■ Requirement ■
Examine each line of the data, and copy the ones containing "title".

■ Records supplied ■
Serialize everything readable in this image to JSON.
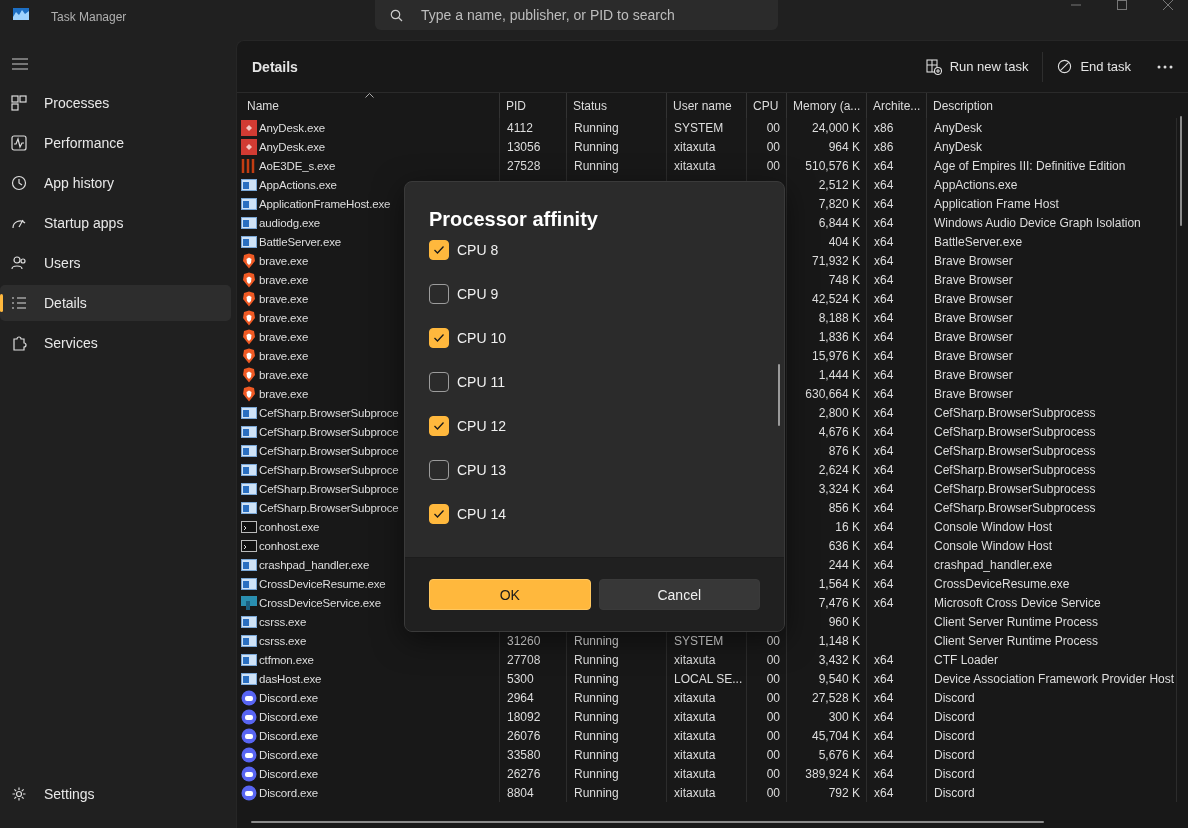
{
  "window": {
    "title": "Task Manager"
  },
  "search": {
    "placeholder": "Type a name, publisher, or PID to search"
  },
  "sidebar": {
    "items": [
      {
        "label": "Processes",
        "kind": "processes",
        "selected": false
      },
      {
        "label": "Performance",
        "kind": "performance",
        "selected": false
      },
      {
        "label": "App history",
        "kind": "history",
        "selected": false
      },
      {
        "label": "Startup apps",
        "kind": "startup",
        "selected": false
      },
      {
        "label": "Users",
        "kind": "users",
        "selected": false
      },
      {
        "label": "Details",
        "kind": "details",
        "selected": true
      },
      {
        "label": "Services",
        "kind": "services",
        "selected": false
      }
    ],
    "settings": "Settings"
  },
  "page": {
    "title": "Details",
    "actions": [
      {
        "label": "Run new task",
        "kind": "run"
      },
      {
        "label": "End task",
        "kind": "end"
      }
    ]
  },
  "table": {
    "columns": [
      "Name",
      "PID",
      "Status",
      "User name",
      "CPU",
      "Memory (a...",
      "Archite...",
      "Description"
    ],
    "rows": [
      {
        "kind": "anydesk",
        "name": "AnyDesk.exe",
        "pid": "4112",
        "status": "Running",
        "user": "SYSTEM",
        "cpu": "00",
        "memory": "24,000 K",
        "arch": "x86",
        "description": "AnyDesk"
      },
      {
        "kind": "anydesk",
        "name": "AnyDesk.exe",
        "pid": "13056",
        "status": "Running",
        "user": "xitaxuta",
        "cpu": "00",
        "memory": "964 K",
        "arch": "x86",
        "description": "AnyDesk"
      },
      {
        "kind": "bars",
        "name": "AoE3DE_s.exe",
        "pid": "27528",
        "status": "Running",
        "user": "xitaxuta",
        "cpu": "00",
        "memory": "510,576 K",
        "arch": "x64",
        "description": "Age of Empires III: Definitive Edition"
      },
      {
        "kind": "window",
        "name": "AppActions.exe",
        "memory": "2,512 K",
        "arch": "x64",
        "description": "AppActions.exe"
      },
      {
        "kind": "window",
        "name": "ApplicationFrameHost.exe",
        "memory": "7,820 K",
        "arch": "x64",
        "description": "Application Frame Host"
      },
      {
        "kind": "window",
        "name": "audiodg.exe",
        "memory": "6,844 K",
        "arch": "x64",
        "description": "Windows Audio Device Graph Isolation"
      },
      {
        "kind": "window",
        "name": "BattleServer.exe",
        "memory": "404 K",
        "arch": "x64",
        "description": "BattleServer.exe"
      },
      {
        "kind": "lion",
        "name": "brave.exe",
        "memory": "71,932 K",
        "arch": "x64",
        "description": "Brave Browser"
      },
      {
        "kind": "lion",
        "name": "brave.exe",
        "memory": "748 K",
        "arch": "x64",
        "description": "Brave Browser"
      },
      {
        "kind": "lion",
        "name": "brave.exe",
        "memory": "42,524 K",
        "arch": "x64",
        "description": "Brave Browser"
      },
      {
        "kind": "lion",
        "name": "brave.exe",
        "memory": "8,188 K",
        "arch": "x64",
        "description": "Brave Browser"
      },
      {
        "kind": "lion",
        "name": "brave.exe",
        "memory": "1,836 K",
        "arch": "x64",
        "description": "Brave Browser"
      },
      {
        "kind": "lion",
        "name": "brave.exe",
        "memory": "15,976 K",
        "arch": "x64",
        "description": "Brave Browser"
      },
      {
        "kind": "lion",
        "name": "brave.exe",
        "memory": "1,444 K",
        "arch": "x64",
        "description": "Brave Browser"
      },
      {
        "kind": "lion",
        "name": "brave.exe",
        "memory": "630,664 K",
        "arch": "x64",
        "description": "Brave Browser"
      },
      {
        "kind": "window",
        "name": "CefSharp.BrowserSubproce",
        "memory": "2,800 K",
        "arch": "x64",
        "description": "CefSharp.BrowserSubprocess"
      },
      {
        "kind": "window",
        "name": "CefSharp.BrowserSubproce",
        "memory": "4,676 K",
        "arch": "x64",
        "description": "CefSharp.BrowserSubprocess"
      },
      {
        "kind": "window",
        "name": "CefSharp.BrowserSubproce",
        "memory": "876 K",
        "arch": "x64",
        "description": "CefSharp.BrowserSubprocess"
      },
      {
        "kind": "window",
        "name": "CefSharp.BrowserSubproce",
        "memory": "2,624 K",
        "arch": "x64",
        "description": "CefSharp.BrowserSubprocess"
      },
      {
        "kind": "window",
        "name": "CefSharp.BrowserSubproce",
        "memory": "3,324 K",
        "arch": "x64",
        "description": "CefSharp.BrowserSubprocess"
      },
      {
        "kind": "window",
        "name": "CefSharp.BrowserSubproce",
        "memory": "856 K",
        "arch": "x64",
        "description": "CefSharp.BrowserSubprocess"
      },
      {
        "kind": "console",
        "name": "conhost.exe",
        "memory": "16 K",
        "arch": "x64",
        "description": "Console Window Host"
      },
      {
        "kind": "console",
        "name": "conhost.exe",
        "memory": "636 K",
        "arch": "x64",
        "description": "Console Window Host"
      },
      {
        "kind": "window",
        "name": "crashpad_handler.exe",
        "memory": "244 K",
        "arch": "x64",
        "description": "crashpad_handler.exe"
      },
      {
        "kind": "window",
        "name": "CrossDeviceResume.exe",
        "memory": "1,564 K",
        "arch": "x64",
        "description": "CrossDeviceResume.exe"
      },
      {
        "kind": "monitor",
        "name": "CrossDeviceService.exe",
        "memory": "7,476 K",
        "arch": "x64",
        "description": "Microsoft Cross Device Service"
      },
      {
        "kind": "window",
        "name": "csrss.exe",
        "memory": "960 K",
        "description": "Client Server Runtime Process"
      },
      {
        "kind": "window",
        "name": "csrss.exe",
        "pid": "31260",
        "status": "Running",
        "user": "SYSTEM",
        "cpu": "00",
        "memory": "1,148 K",
        "description": "Client Server Runtime Process"
      },
      {
        "kind": "window",
        "name": "ctfmon.exe",
        "pid": "27708",
        "status": "Running",
        "user": "xitaxuta",
        "cpu": "00",
        "memory": "3,432 K",
        "arch": "x64",
        "description": "CTF Loader"
      },
      {
        "kind": "window",
        "name": "dasHost.exe",
        "pid": "5300",
        "status": "Running",
        "user": "LOCAL SE...",
        "cpu": "00",
        "memory": "9,540 K",
        "arch": "x64",
        "description": "Device Association Framework Provider Host"
      },
      {
        "kind": "chat",
        "name": "Discord.exe",
        "pid": "2964",
        "status": "Running",
        "user": "xitaxuta",
        "cpu": "00",
        "memory": "27,528 K",
        "arch": "x64",
        "description": "Discord"
      },
      {
        "kind": "chat",
        "name": "Discord.exe",
        "pid": "18092",
        "status": "Running",
        "user": "xitaxuta",
        "cpu": "00",
        "memory": "300 K",
        "arch": "x64",
        "description": "Discord"
      },
      {
        "kind": "chat",
        "name": "Discord.exe",
        "pid": "26076",
        "status": "Running",
        "user": "xitaxuta",
        "cpu": "00",
        "memory": "45,704 K",
        "arch": "x64",
        "description": "Discord"
      },
      {
        "kind": "chat",
        "name": "Discord.exe",
        "pid": "33580",
        "status": "Running",
        "user": "xitaxuta",
        "cpu": "00",
        "memory": "5,676 K",
        "arch": "x64",
        "description": "Discord"
      },
      {
        "kind": "chat",
        "name": "Discord.exe",
        "pid": "26276",
        "status": "Running",
        "user": "xitaxuta",
        "cpu": "00",
        "memory": "389,924 K",
        "arch": "x64",
        "description": "Discord"
      },
      {
        "kind": "chat",
        "name": "Discord.exe",
        "pid": "8804",
        "status": "Running",
        "user": "xitaxuta",
        "cpu": "00",
        "memory": "792 K",
        "arch": "x64",
        "description": "Discord"
      }
    ]
  },
  "dialog": {
    "title": "Processor affinity",
    "options": [
      {
        "label": "CPU 8",
        "checked": true
      },
      {
        "label": "CPU 9",
        "checked": false
      },
      {
        "label": "CPU 10",
        "checked": true
      },
      {
        "label": "CPU 11",
        "checked": false
      },
      {
        "label": "CPU 12",
        "checked": true
      },
      {
        "label": "CPU 13",
        "checked": false
      },
      {
        "label": "CPU 14",
        "checked": true
      }
    ],
    "buttons": [
      {
        "label": "OK",
        "kind": "primary"
      },
      {
        "label": "Cancel",
        "kind": "secondary"
      }
    ]
  }
}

■ Completed exercise ■
    "title": "Task Manager"
    "title": "Details",
    "title": "Processor affinity",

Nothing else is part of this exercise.